Panama City’s History & Culinary Highlights (Shore Excursion)
You will be picked up at the cruise port by your guide. Your first stop is Casco Antiguo, Panama City’s colonial neighbourhood. In 1673, after the devastating pirate attack, Panama City was moved some 7.5 km West, to a small peninsula at the foot of Ancon Hill, closer to the islands that were used as safe ports and near the mouth of a river that eventually became the Pacific access to the Panama Canal. The relocated town, known today as Casco Viejo not only had better access to fresh water but could be fortified. The military engineers took advantage of the morphological conditions of the area and complemented them with a wall surrounding the peninsula, all of which prevented direct land and naval approaches by an enemy.
Your charming local chef will host you in her cooking studio where you will learn about Panama and its traditional cuisine while preparing delicious dishes that you will get to enjoy at the end of the class. The menu varies constantly to include the seasonal fruits and vegetables perfect for the 3-course meal you will be preparing. During this 3-hour hands-on cooking experience, you will be immersed in authentic Panamanian cuisine and learn how to prepare traditional recipes and dishes just as your local chef’s grandma has been taught, for example, empanadas, ceviche, carimañolas, tamales, arroz con pollo, pescado al escabeche, coconut rice, saltfish fritters, curry seafood, stewed chicken/pork/beef, sweet plantain, coconut sweets, flan, mamallena, among others!

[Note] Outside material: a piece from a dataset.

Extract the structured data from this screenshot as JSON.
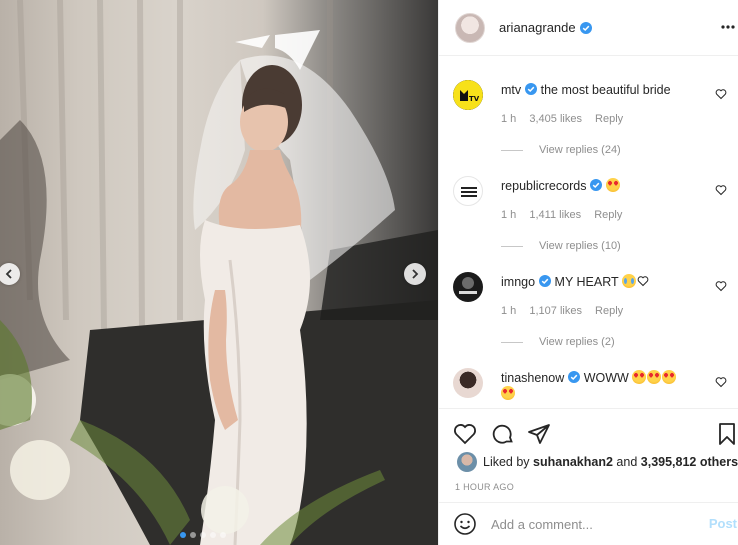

After enjoying your homemade Panamanian lunch, continue with your guide to the ruins of Panama Viejo (the old city). Panama City is the oldest European settlement on the Pacific coast of the Americas. It was founded in 1519 as a consequence of the discovery of the “South Sea” in 1513 by Vasco Núñez de Balboa. The remains of the original Spanish colony (known as the Archaeological Site of Panamá Viejo) include the Pre-Columbian vestiges of the Cuevan aboriginal occupation of the same name and currently encompass a UNESCO-protected heritage site covering 32 hectares. The settlement was a first-rank colonial outpost and seat of a Royal Court of Justice during the 16th and 17th centuries when Panama consolidated its position as an intercontinental hub. Its growth in importance, as it profited from the imperial bullion lifeline, is reflected by the imposing stone architecture of its public and religious buildings. During its 152 years of existence, the town experienced slave rebellions, fires, and an earthquake, but was destroyed in the wake of a devastating attack in 1671 by pirate Henry Morgan. You will be dropped off at your cruise ship late afternoon.